:: INPUT FOR THIS TASK ::

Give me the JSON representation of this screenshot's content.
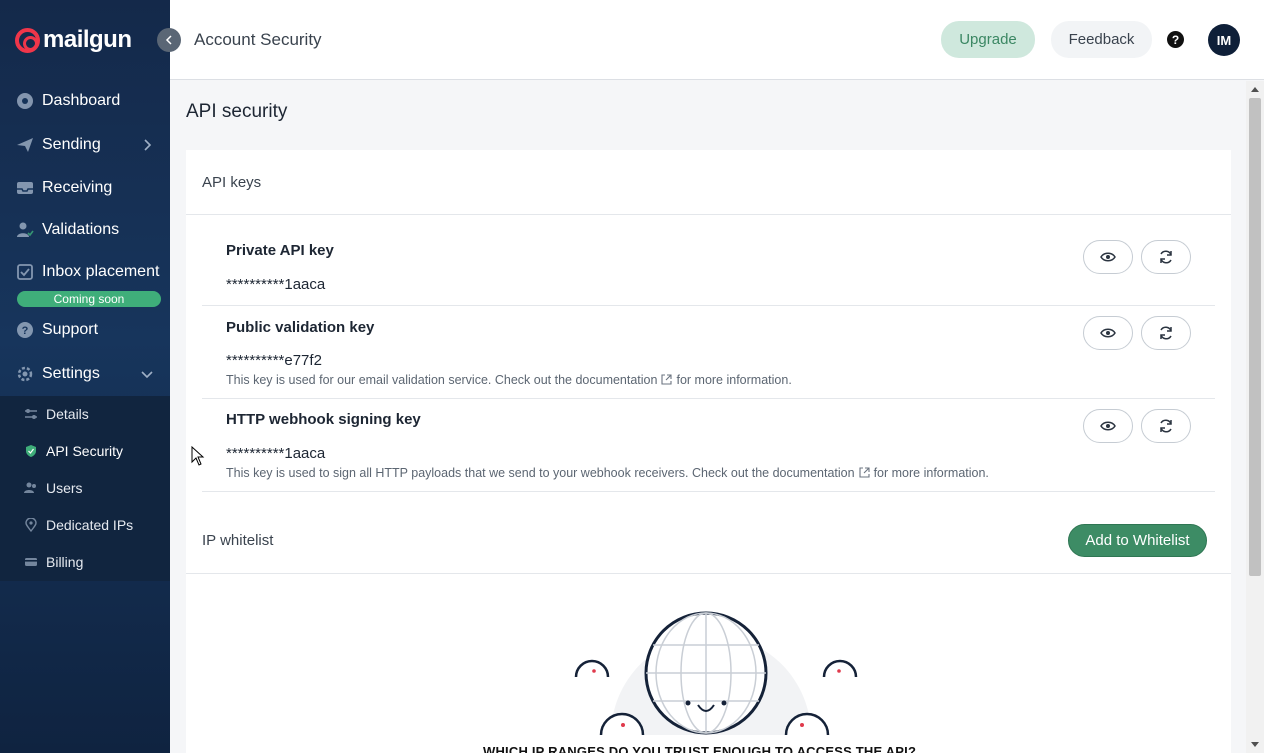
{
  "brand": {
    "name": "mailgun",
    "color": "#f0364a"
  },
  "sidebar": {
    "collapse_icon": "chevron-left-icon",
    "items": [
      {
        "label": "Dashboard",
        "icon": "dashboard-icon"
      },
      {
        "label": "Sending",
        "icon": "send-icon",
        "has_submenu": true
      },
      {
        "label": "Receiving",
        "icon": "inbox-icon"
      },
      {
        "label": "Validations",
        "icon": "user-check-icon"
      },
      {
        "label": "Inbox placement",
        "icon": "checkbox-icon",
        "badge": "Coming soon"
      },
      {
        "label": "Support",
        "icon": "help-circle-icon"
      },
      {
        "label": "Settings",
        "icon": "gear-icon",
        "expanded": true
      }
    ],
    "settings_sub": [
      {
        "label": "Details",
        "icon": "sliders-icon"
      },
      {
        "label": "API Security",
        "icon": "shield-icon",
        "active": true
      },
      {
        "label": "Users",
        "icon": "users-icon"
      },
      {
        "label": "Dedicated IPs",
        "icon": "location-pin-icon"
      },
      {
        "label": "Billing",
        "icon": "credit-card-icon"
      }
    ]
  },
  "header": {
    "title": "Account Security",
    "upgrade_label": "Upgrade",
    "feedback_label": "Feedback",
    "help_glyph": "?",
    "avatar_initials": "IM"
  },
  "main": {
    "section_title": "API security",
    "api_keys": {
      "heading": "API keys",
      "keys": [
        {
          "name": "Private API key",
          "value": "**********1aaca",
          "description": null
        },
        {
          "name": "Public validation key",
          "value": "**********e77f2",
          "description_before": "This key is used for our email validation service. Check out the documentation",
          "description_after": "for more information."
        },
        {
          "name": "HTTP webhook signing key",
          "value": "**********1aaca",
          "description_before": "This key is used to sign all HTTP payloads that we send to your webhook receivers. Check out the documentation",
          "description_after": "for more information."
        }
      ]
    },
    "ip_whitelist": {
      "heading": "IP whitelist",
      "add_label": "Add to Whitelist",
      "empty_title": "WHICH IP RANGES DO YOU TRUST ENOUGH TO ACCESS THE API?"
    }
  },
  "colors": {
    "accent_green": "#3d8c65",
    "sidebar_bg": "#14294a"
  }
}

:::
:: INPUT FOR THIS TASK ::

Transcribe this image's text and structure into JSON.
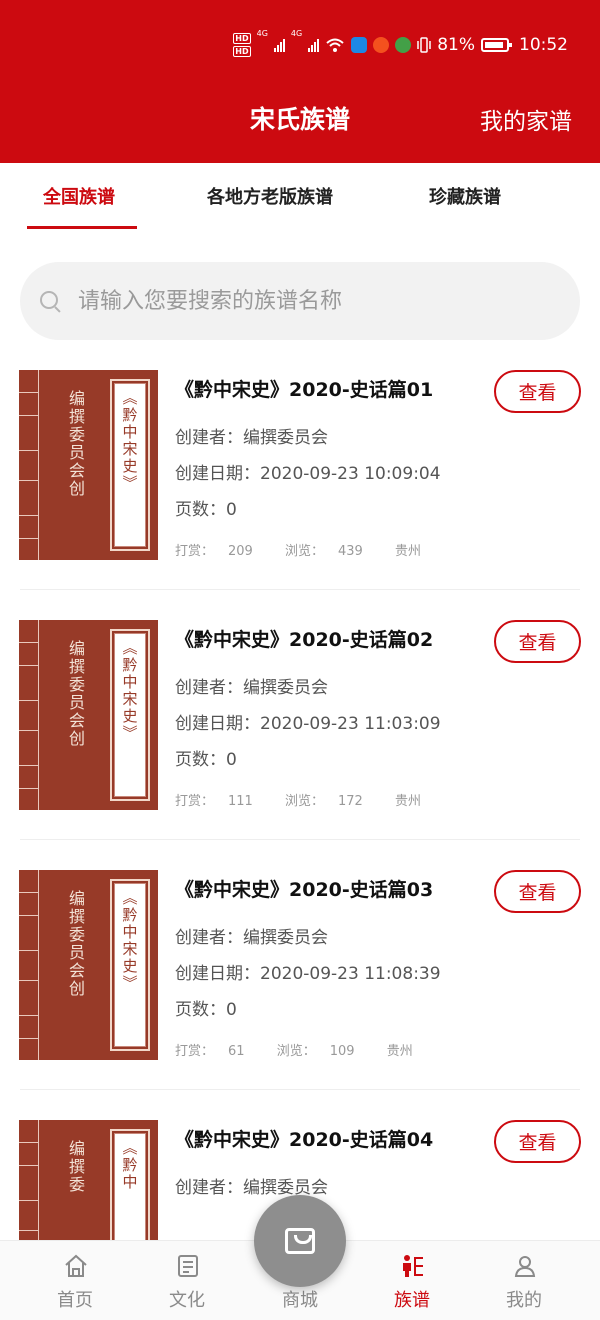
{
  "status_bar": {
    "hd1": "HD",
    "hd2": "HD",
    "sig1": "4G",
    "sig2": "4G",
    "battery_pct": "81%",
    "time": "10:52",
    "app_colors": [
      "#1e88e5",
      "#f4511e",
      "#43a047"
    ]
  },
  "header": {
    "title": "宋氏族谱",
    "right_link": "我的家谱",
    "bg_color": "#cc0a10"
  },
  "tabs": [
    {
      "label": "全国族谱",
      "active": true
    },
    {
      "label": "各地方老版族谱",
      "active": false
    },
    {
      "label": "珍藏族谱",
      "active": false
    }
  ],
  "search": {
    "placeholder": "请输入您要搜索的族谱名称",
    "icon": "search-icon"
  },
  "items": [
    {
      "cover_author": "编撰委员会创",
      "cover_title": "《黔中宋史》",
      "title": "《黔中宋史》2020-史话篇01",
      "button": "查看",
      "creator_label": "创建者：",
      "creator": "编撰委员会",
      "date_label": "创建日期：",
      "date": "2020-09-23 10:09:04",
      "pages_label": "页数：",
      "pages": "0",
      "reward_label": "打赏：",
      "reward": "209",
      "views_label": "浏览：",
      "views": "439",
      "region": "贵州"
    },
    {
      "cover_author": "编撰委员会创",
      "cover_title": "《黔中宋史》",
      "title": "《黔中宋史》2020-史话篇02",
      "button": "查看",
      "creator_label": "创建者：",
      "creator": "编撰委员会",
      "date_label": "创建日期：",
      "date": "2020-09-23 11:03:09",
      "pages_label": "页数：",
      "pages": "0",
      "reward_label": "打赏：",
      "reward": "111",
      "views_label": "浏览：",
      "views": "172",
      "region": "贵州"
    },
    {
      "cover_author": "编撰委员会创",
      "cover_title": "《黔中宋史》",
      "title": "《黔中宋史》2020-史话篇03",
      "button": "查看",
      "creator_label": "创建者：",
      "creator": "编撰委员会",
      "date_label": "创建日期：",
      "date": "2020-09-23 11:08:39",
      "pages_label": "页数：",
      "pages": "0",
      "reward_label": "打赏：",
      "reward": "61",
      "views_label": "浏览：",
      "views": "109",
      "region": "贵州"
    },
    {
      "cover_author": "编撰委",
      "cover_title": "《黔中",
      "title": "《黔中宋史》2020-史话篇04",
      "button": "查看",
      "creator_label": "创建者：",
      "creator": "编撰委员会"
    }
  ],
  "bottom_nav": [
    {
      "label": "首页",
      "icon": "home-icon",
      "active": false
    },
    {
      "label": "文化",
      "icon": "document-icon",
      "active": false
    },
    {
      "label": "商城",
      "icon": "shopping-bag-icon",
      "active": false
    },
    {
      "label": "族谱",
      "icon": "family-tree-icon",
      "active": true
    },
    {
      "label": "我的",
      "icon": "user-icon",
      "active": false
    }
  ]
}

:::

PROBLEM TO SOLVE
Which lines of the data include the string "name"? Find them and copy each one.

SOLUTION FOR THIS PROBLEM
    "name": "mailgun",
          "name": "Private API key",
          "name": "Public validation key",
          "name": "HTTP webhook signing key",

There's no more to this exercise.